### WHAT TO DO
Copy every line of the records below that holds the word "heading".

[Interface dataset entries]

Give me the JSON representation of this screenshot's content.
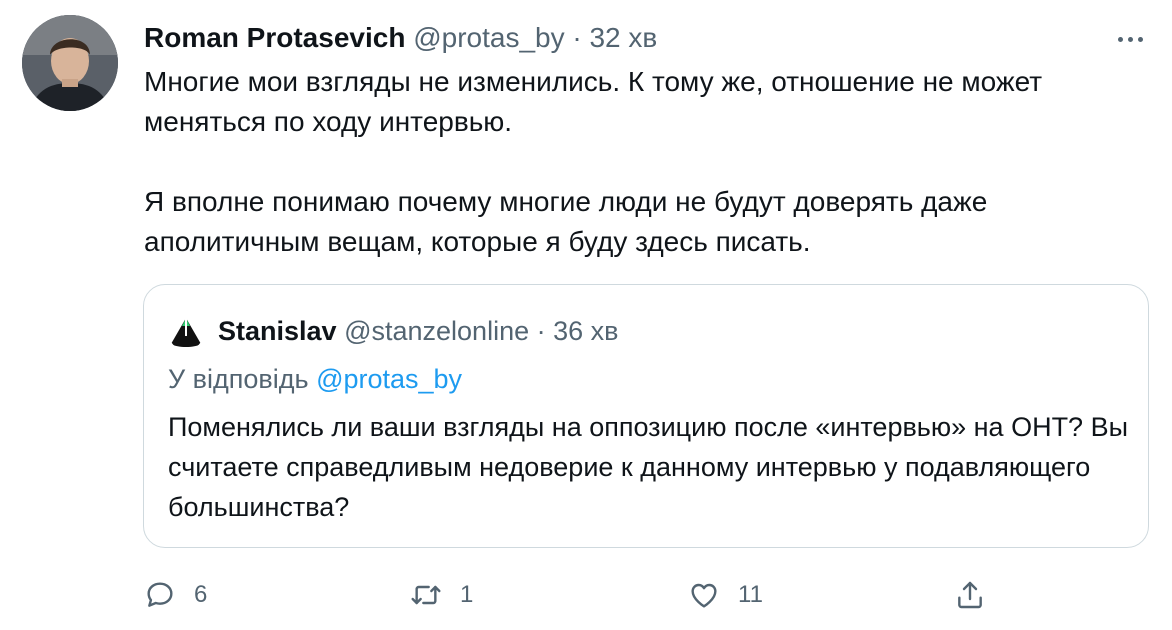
{
  "tweet": {
    "author_name": "Roman Protasevich",
    "author_handle": "@protas_by",
    "separator": "·",
    "time": "32 хв",
    "text": "Многие мои взгляды не изменились. К тому же, отношение не может меняться по ходу интервью.\n\nЯ вполне понимаю почему многие люди не будут доверять даже аполитичным вещам, которые я буду здесь писать."
  },
  "quoted": {
    "author_name": "Stanislav",
    "author_handle": "@stanzelonline",
    "separator": "·",
    "time": "36 хв",
    "reply_prefix": "У відповідь",
    "reply_to": "@protas_by",
    "text": "Поменялись ли ваши взгляды на оппозицию после «интервью» на ОНТ? Вы считаете справедливым недоверие к данному интервью у подавляющего большинства?"
  },
  "actions": {
    "reply_count": "6",
    "retweet_count": "1",
    "like_count": "11"
  },
  "icons": {
    "more": "more-icon",
    "reply": "reply-icon",
    "retweet": "retweet-icon",
    "like": "like-icon",
    "share": "share-icon"
  },
  "colors": {
    "text": "#0f1419",
    "muted": "#536471",
    "link": "#1d9bf0",
    "border": "#cfd9de"
  }
}
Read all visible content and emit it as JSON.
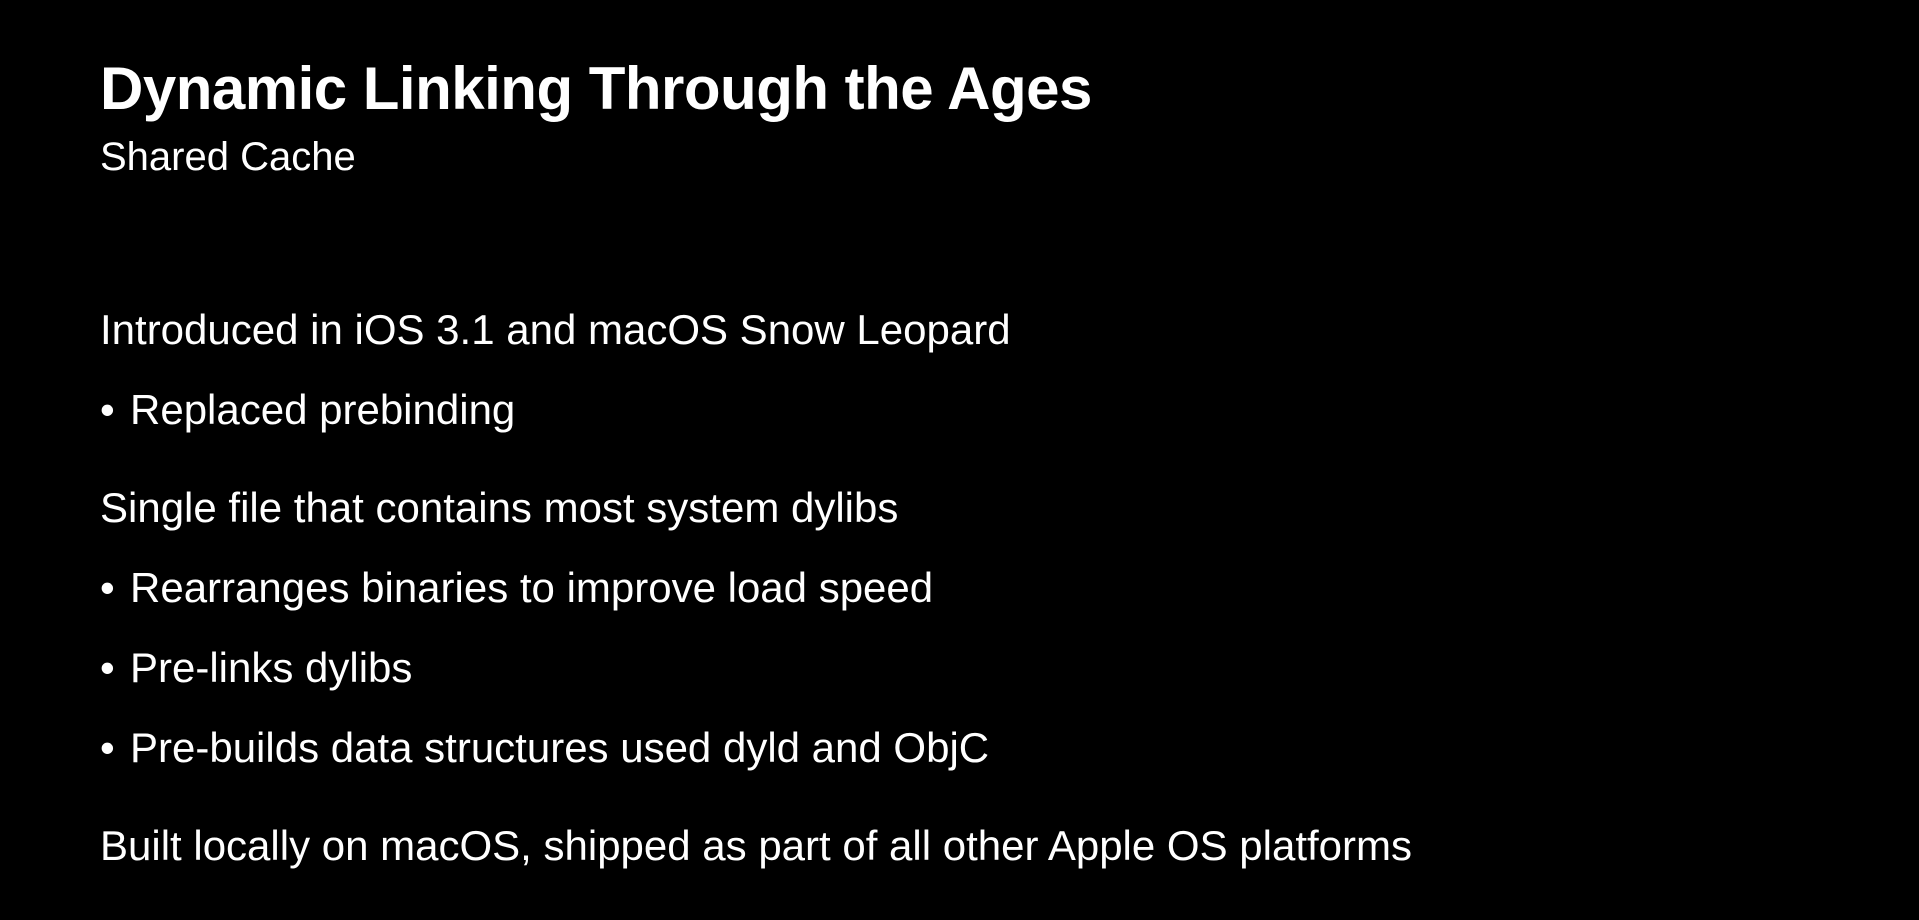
{
  "slide": {
    "title": "Dynamic Linking Through the Ages",
    "subtitle": "Shared Cache",
    "bullet_glyph": "•",
    "sections": [
      {
        "heading": "Introduced in iOS 3.1 and macOS Snow Leopard",
        "bullets": [
          "Replaced prebinding"
        ]
      },
      {
        "heading": "Single file that contains most system dylibs",
        "bullets": [
          "Rearranges binaries to improve load speed",
          "Pre-links dylibs",
          "Pre-builds data structures used dyld and ObjC"
        ]
      },
      {
        "heading": "Built locally on macOS, shipped as part of all other Apple OS platforms",
        "bullets": []
      }
    ],
    "colors": {
      "background": "#000000",
      "text": "#ffffff"
    }
  }
}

### WRITTEN REPLY
        "heading": "Introduced in iOS 3.1 and macOS Snow Leopard",
        "heading": "Single file that contains most system dylibs",
        "heading": "Built locally on macOS, shipped as part of all other Apple OS platforms",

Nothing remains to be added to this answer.